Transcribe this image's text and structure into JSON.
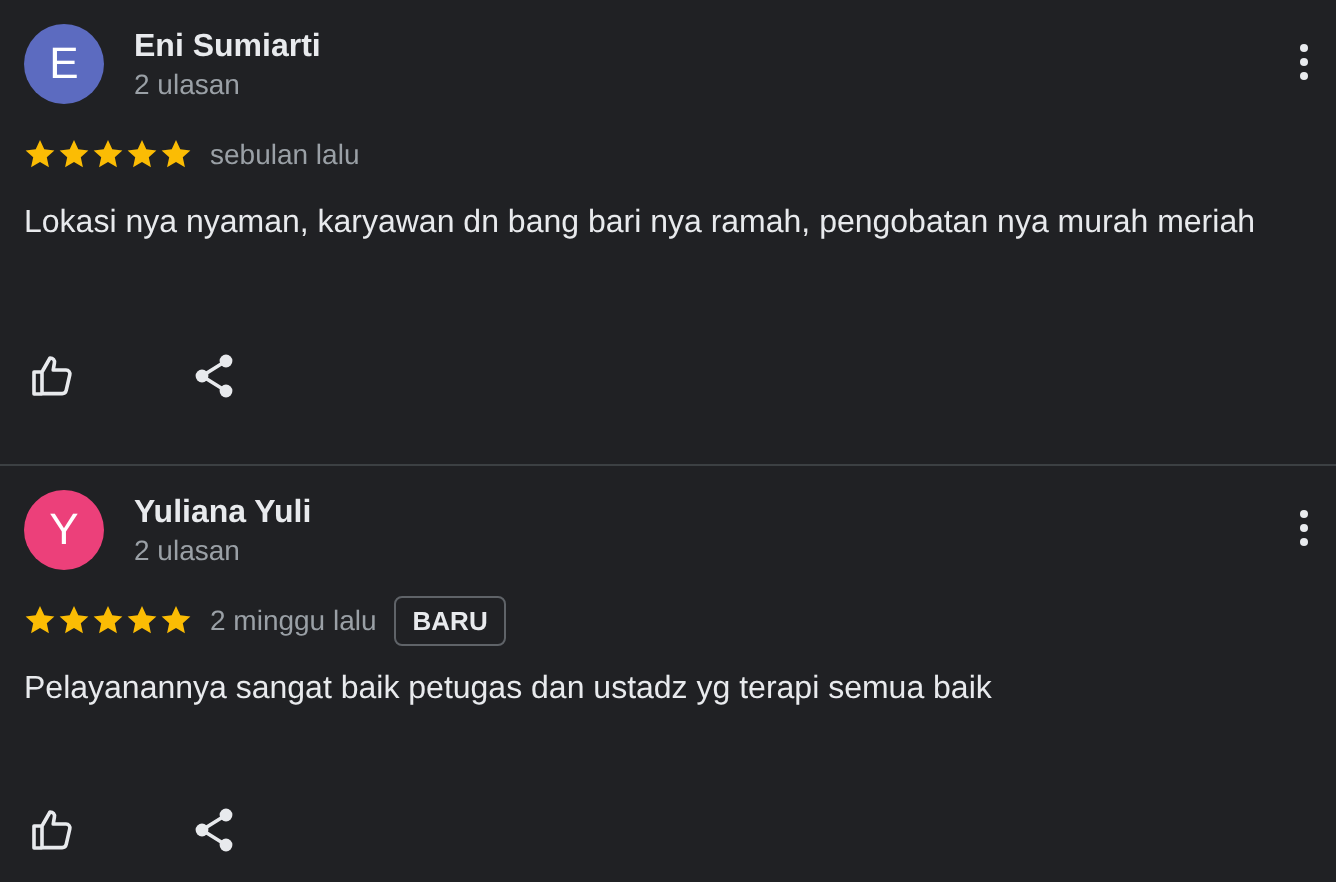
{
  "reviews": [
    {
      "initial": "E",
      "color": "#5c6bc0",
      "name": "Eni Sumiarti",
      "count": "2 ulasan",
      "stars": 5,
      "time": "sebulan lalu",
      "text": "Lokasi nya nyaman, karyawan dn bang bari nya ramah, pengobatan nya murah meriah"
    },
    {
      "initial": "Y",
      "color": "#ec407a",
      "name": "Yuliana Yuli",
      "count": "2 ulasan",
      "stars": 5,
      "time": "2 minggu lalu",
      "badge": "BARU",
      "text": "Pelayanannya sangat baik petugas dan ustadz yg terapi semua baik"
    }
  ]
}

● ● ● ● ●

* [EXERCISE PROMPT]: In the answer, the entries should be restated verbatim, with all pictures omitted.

* [ANSWER TO THIS PROBLEM]:
Transcribe this image's text and structure into JSON.
{
  "reviews": [
    {
      "initial": "E",
      "color": "#5c6bc0",
      "name": "Eni Sumiarti",
      "count": "2 ulasan",
      "stars": 5,
      "time": "sebulan lalu",
      "text": "Lokasi nya nyaman, karyawan dn bang bari nya ramah, pengobatan nya murah meriah"
    },
    {
      "initial": "Y",
      "color": "#ec407a",
      "name": "Yuliana Yuli",
      "count": "2 ulasan",
      "stars": 5,
      "time": "2 minggu lalu",
      "badge": "BARU",
      "text": "Pelayanannya sangat baik petugas dan ustadz yg terapi semua baik"
    }
  ]
}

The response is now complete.